La Jolla resident Diane Schneider’s memoir “Lives on Brown Cards” looks at memorable patients she has encountered in her years as a physician — and the lessons she learned from them. An excerpt, “Killer Bees” earned her a spot as one of 10 winners of the San Diego Memoir Writers Association’s (SDMWA) fifth annual Memoir Showcase Competition (see box for winners list).
This year’s contest theme was “I Didn’t See That One Coming,” and almost 200 submissions were received and reviewed by a panel of judges. The 10 winning submissions will be featured in the upcoming San Diego Memoir Showcase, at which professional actors bring these stories to life. The pieces will be performed before a live audience, 4 and 7 p.m. Monday, Oct. 28, at the North Coast Repertory Theatre, 987 Lomas Santa Fe Drive, Solana Beach.
“It is an incredible honor to have ‘Killer Bees’ chosen as one of the 10 pieces to be performed,” Schneider told La Jolla Light. “I am excited to have such a wonderful opportunity. I hope anyone interested in memoir writing — or reading — will attend the performance.”
Inspired by “memorable patients under my care just after I completed medical school that changed my life and provided valuable lessons about individual’s humanity,” she said “Killer Bees” is a chapter that describes the unexpected loss of a young patient and her family’s surprising response to her death.
“Although the events occurred 35 years ago, these experiences remain burned in my memory,” Schneider said.
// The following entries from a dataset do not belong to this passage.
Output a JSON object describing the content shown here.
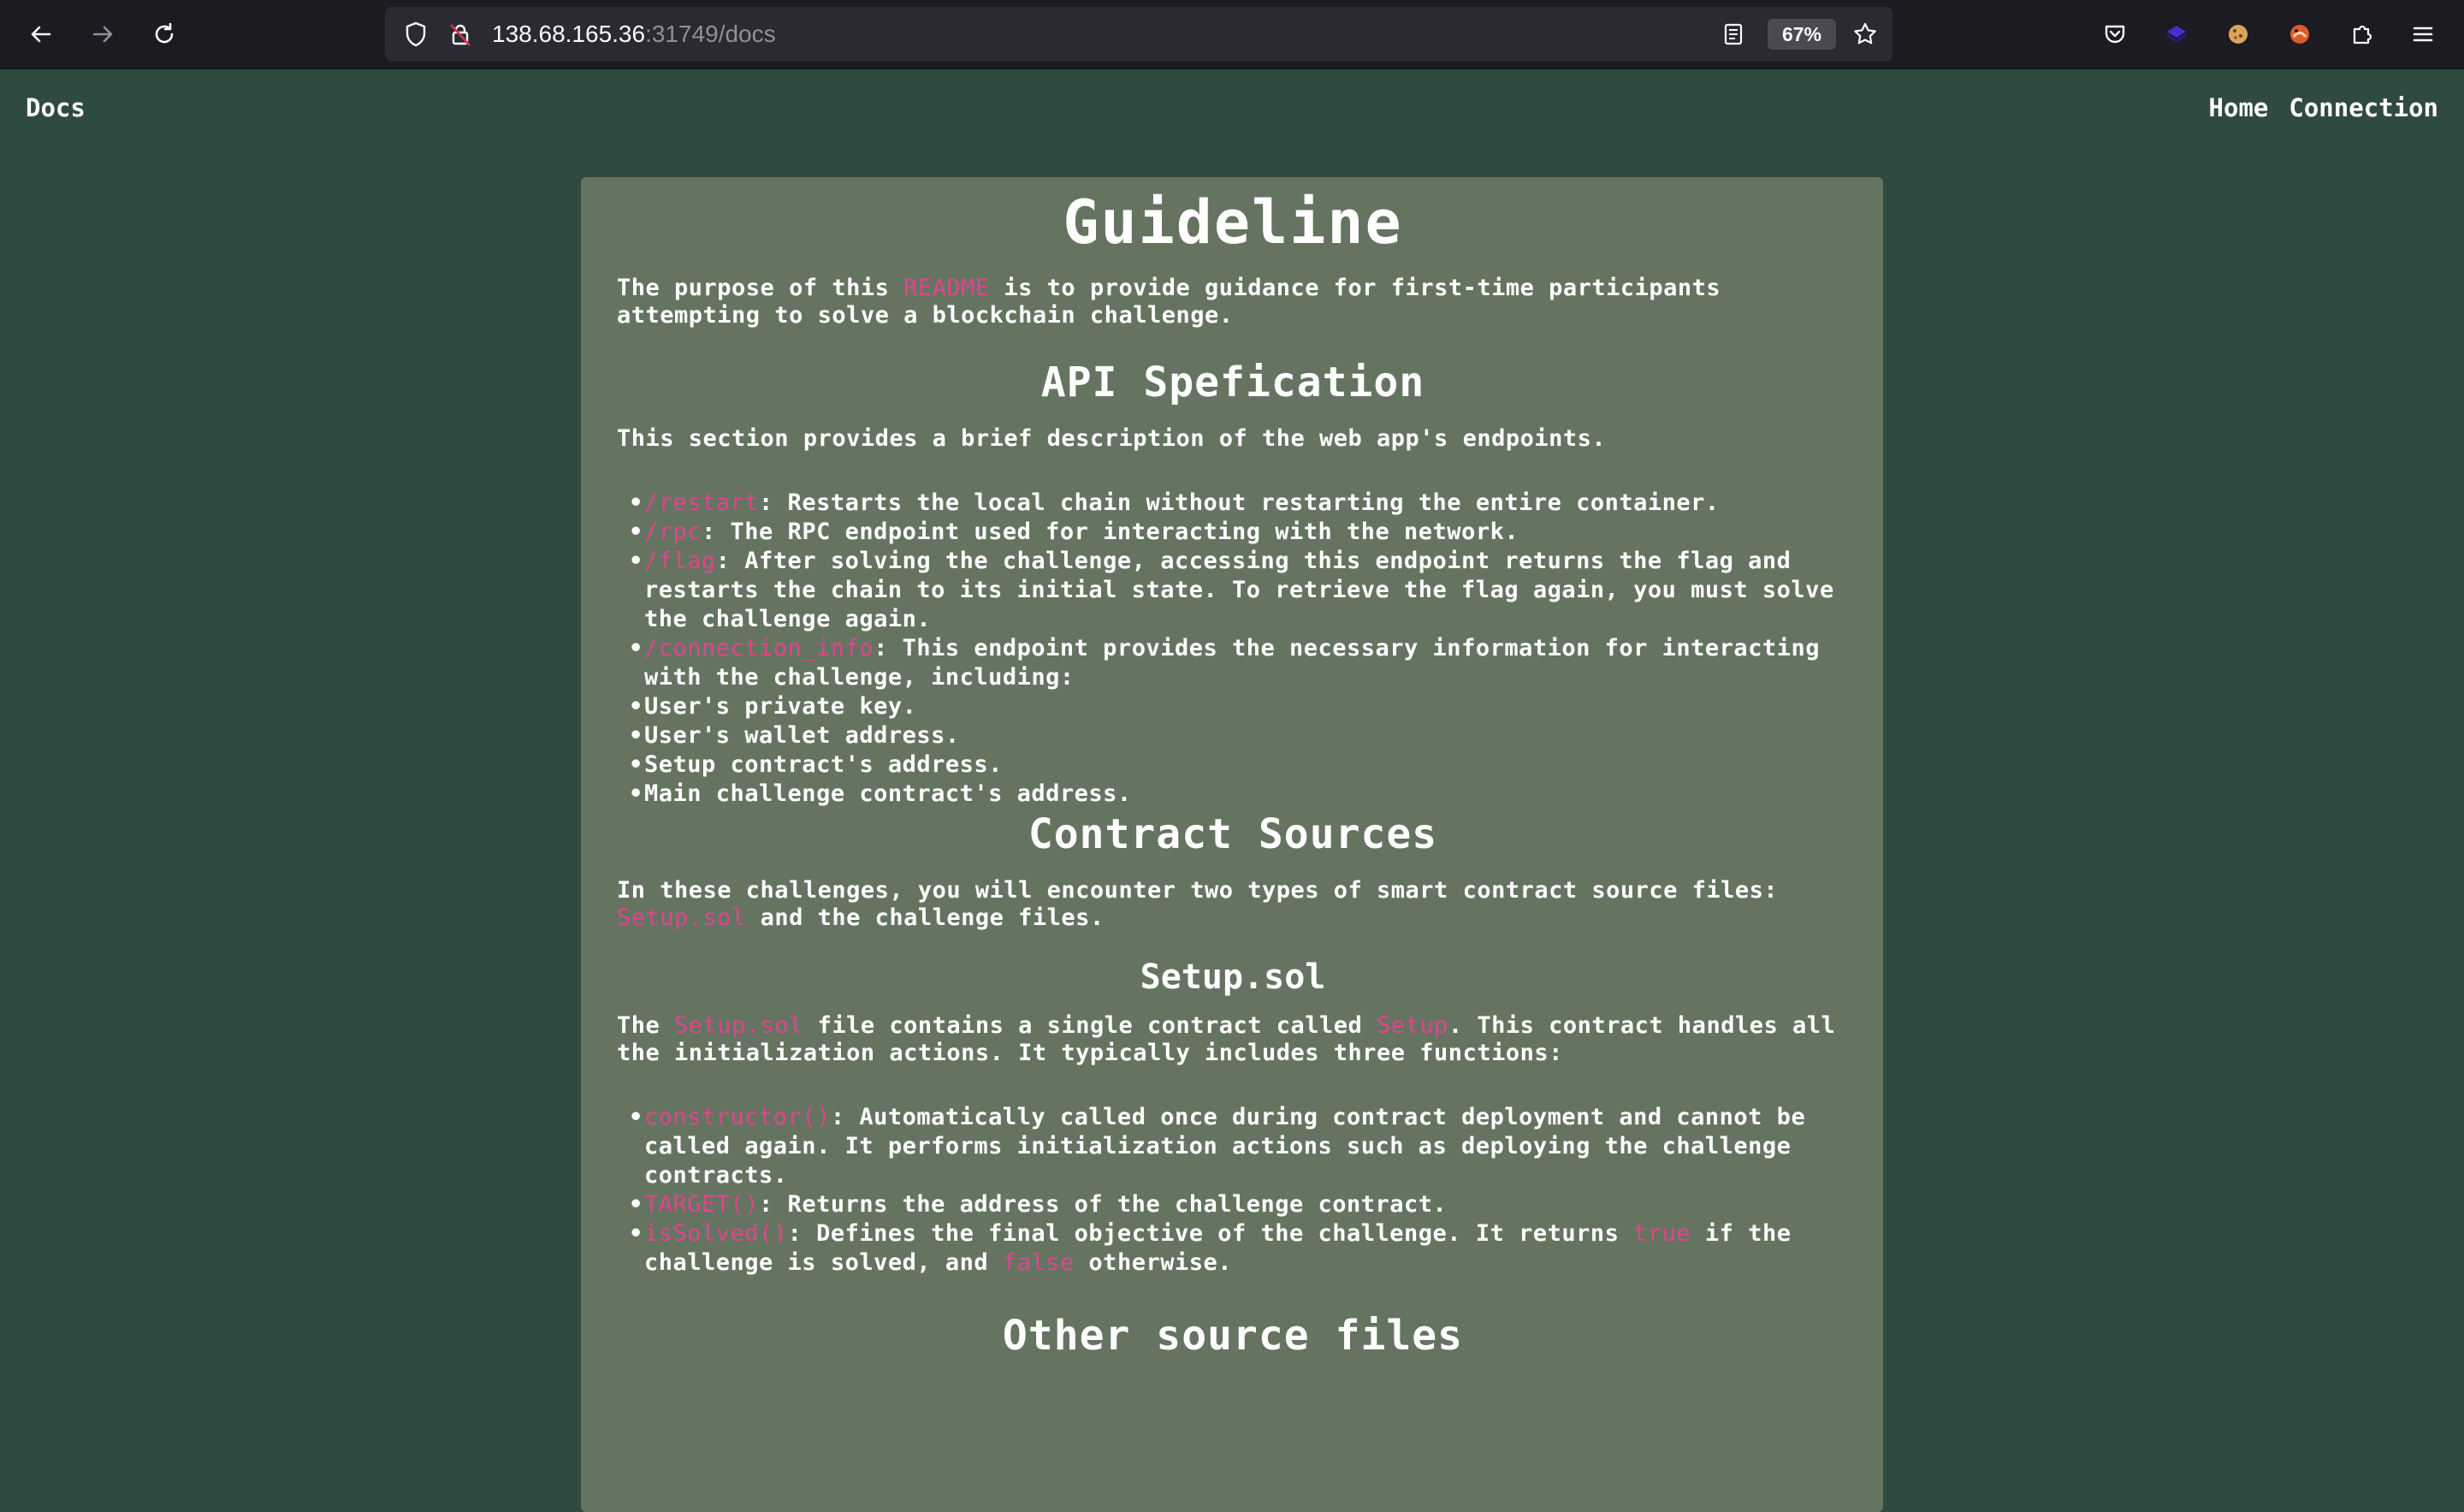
{
  "browser": {
    "url_host": "138.68.165.36",
    "url_rest": ":31749/docs",
    "zoom": "67%",
    "icons": [
      "back-arrow-icon",
      "forward-arrow-icon",
      "reload-icon",
      "shield-icon",
      "insecure-lock-icon",
      "reader-view-icon",
      "bookmark-star-icon",
      "pocket-icon",
      "extension-purple-icon",
      "cookie-icon",
      "extension-orange-icon",
      "extensions-puzzle-icon",
      "menu-icon"
    ]
  },
  "site": {
    "title": "Docs",
    "nav": [
      "Home",
      "Connection"
    ]
  },
  "doc": {
    "h_guideline": "Guideline",
    "intro": [
      "The purpose of this ",
      "README",
      " is to provide guidance for first-time participants attempting to solve a blockchain challenge."
    ],
    "h_api": "API Spefication",
    "api_intro": "This section provides a brief description of the web app's endpoints.",
    "endpoints": [
      {
        "code": "/restart",
        "text": ": Restarts the local chain without restarting the entire container."
      },
      {
        "code": "/rpc",
        "text": ": The RPC endpoint used for interacting with the network."
      },
      {
        "code": "/flag",
        "text": ": After solving the challenge, accessing this endpoint returns the flag and restarts the chain to its initial state. To retrieve the flag again, you must solve the challenge again."
      },
      {
        "code": "/connection_info",
        "text": ": This endpoint provides the necessary information for interacting with the challenge, including:"
      }
    ],
    "info_items": [
      "User's private key.",
      "User's wallet address.",
      "Setup contract's address.",
      "Main challenge contract's address."
    ],
    "h_sources": "Contract Sources",
    "sources_intro": [
      "In these challenges, you will encounter two types of smart contract source files: ",
      "Setup.sol",
      " and the challenge files."
    ],
    "h_setup": "Setup.sol",
    "setup_intro": [
      "The ",
      "Setup.sol",
      " file contains a single contract called ",
      "Setup",
      ". This contract handles all the initialization actions. It typically includes three functions:"
    ],
    "functions": [
      {
        "code": "constructor()",
        "text": ": Automatically called once during contract deployment and cannot be called again. It performs initialization actions such as deploying the challenge contracts."
      },
      {
        "code": "TARGET()",
        "text": ": Returns the address of the challenge contract."
      },
      {
        "code": "isSolved()",
        "parts": [
          ": Defines the final objective of the challenge. It returns ",
          "true",
          " if the challenge is solved, and ",
          "false",
          " otherwise."
        ]
      }
    ],
    "h_other": "Other source files"
  }
}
No stranger to writing, as part of her medical career, Schneider wrote research and academic papers. In 2011, her consumer guide, “The Complete Book of Bone Health,” was published. It promotes optimal bone health for all ages and circumstances, according to evidence-based research.
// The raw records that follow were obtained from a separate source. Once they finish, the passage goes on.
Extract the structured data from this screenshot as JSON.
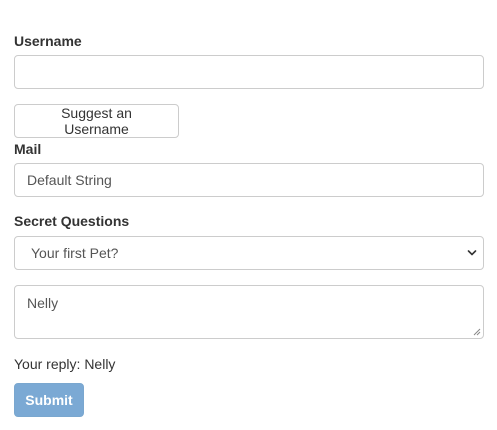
{
  "form": {
    "username": {
      "label": "Username",
      "value": "",
      "placeholder": ""
    },
    "suggest_button": "Suggest an Username",
    "mail": {
      "label": "Mail",
      "value": "Default String"
    },
    "secret": {
      "label": "Secret Questions",
      "selected": "Your first Pet?",
      "answer": "Nelly"
    },
    "reply": {
      "prefix": "Your reply:",
      "value": "Nelly"
    },
    "submit_label": "Submit"
  },
  "colors": {
    "border": "#cccccc",
    "primary": "#7ba9d4",
    "text": "#333333",
    "input_text": "#555555"
  }
}
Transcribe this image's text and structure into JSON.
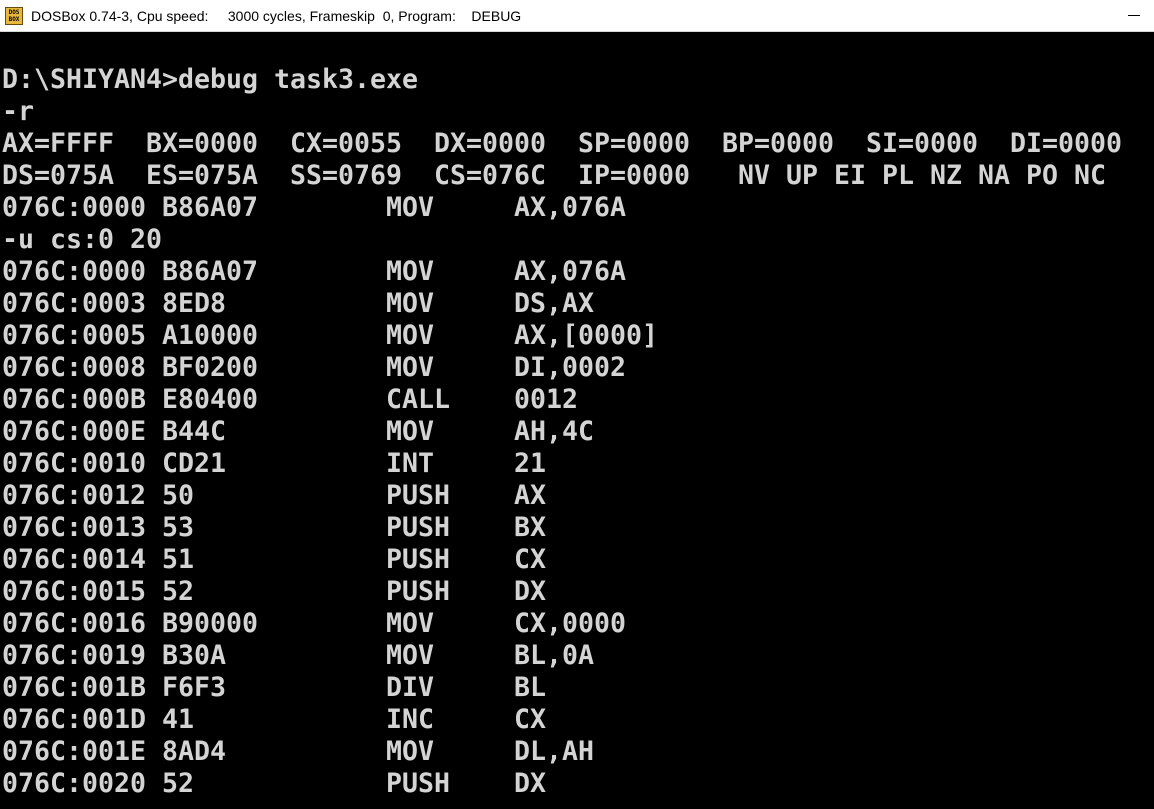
{
  "window": {
    "title": "DOSBox 0.74-3, Cpu speed:     3000 cycles, Frameskip  0, Program:    DEBUG",
    "icon": "dosbox-icon",
    "icon_text": "DOS BOX",
    "minimize_icon": "minimize-icon"
  },
  "colors": {
    "background": "#000000",
    "text": "#d4d4d4",
    "titlebar": "#ffffff"
  },
  "console": {
    "lines": [
      "",
      "D:\\SHIYAN4>debug task3.exe",
      "-r",
      "AX=FFFF  BX=0000  CX=0055  DX=0000  SP=0000  BP=0000  SI=0000  DI=0000",
      "DS=075A  ES=075A  SS=0769  CS=076C  IP=0000   NV UP EI PL NZ NA PO NC",
      "076C:0000 B86A07        MOV     AX,076A",
      "-u cs:0 20",
      "076C:0000 B86A07        MOV     AX,076A",
      "076C:0003 8ED8          MOV     DS,AX",
      "076C:0005 A10000        MOV     AX,[0000]",
      "076C:0008 BF0200        MOV     DI,0002",
      "076C:000B E80400        CALL    0012",
      "076C:000E B44C          MOV     AH,4C",
      "076C:0010 CD21          INT     21",
      "076C:0012 50            PUSH    AX",
      "076C:0013 53            PUSH    BX",
      "076C:0014 51            PUSH    CX",
      "076C:0015 52            PUSH    DX",
      "076C:0016 B90000        MOV     CX,0000",
      "076C:0019 B30A          MOV     BL,0A",
      "076C:001B F6F3          DIV     BL",
      "076C:001D 41            INC     CX",
      "076C:001E 8AD4          MOV     DL,AH",
      "076C:0020 52            PUSH    DX"
    ]
  }
}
But this is her first experience in memoir-writing.
“Over the years, I wanted to write about different experiences I had as a physician,” she said. “Two years ago, La Jolla author Lannette Bloom (‘Memories in Dragonflies: Simple Lessons for Mindful Dying’) introduced me to the SDMWA, which fosters a community of memoirists. During a year-long memoir-writing course through San Diego Writers, Ink in 2018 under the tutelage of instructors Marni Freedman and Tracy Jones, I began my first memoir project about coming of age as a newly minted doctor at a large, urban Southern hospital.”
Schneider said her biggest challenge in the process was reducing the story with all its elements into a five-page double-spaced submission, in accordance with SDMWA limits.
But, she said: “Everyone has a story to tell. I encourage anyone who has thought about writing a memoir to start writing! Classes, like those I took at San Diego Writers Ink in Liberty Station, is a good place to start and become part of a wonderful community of writers for support.”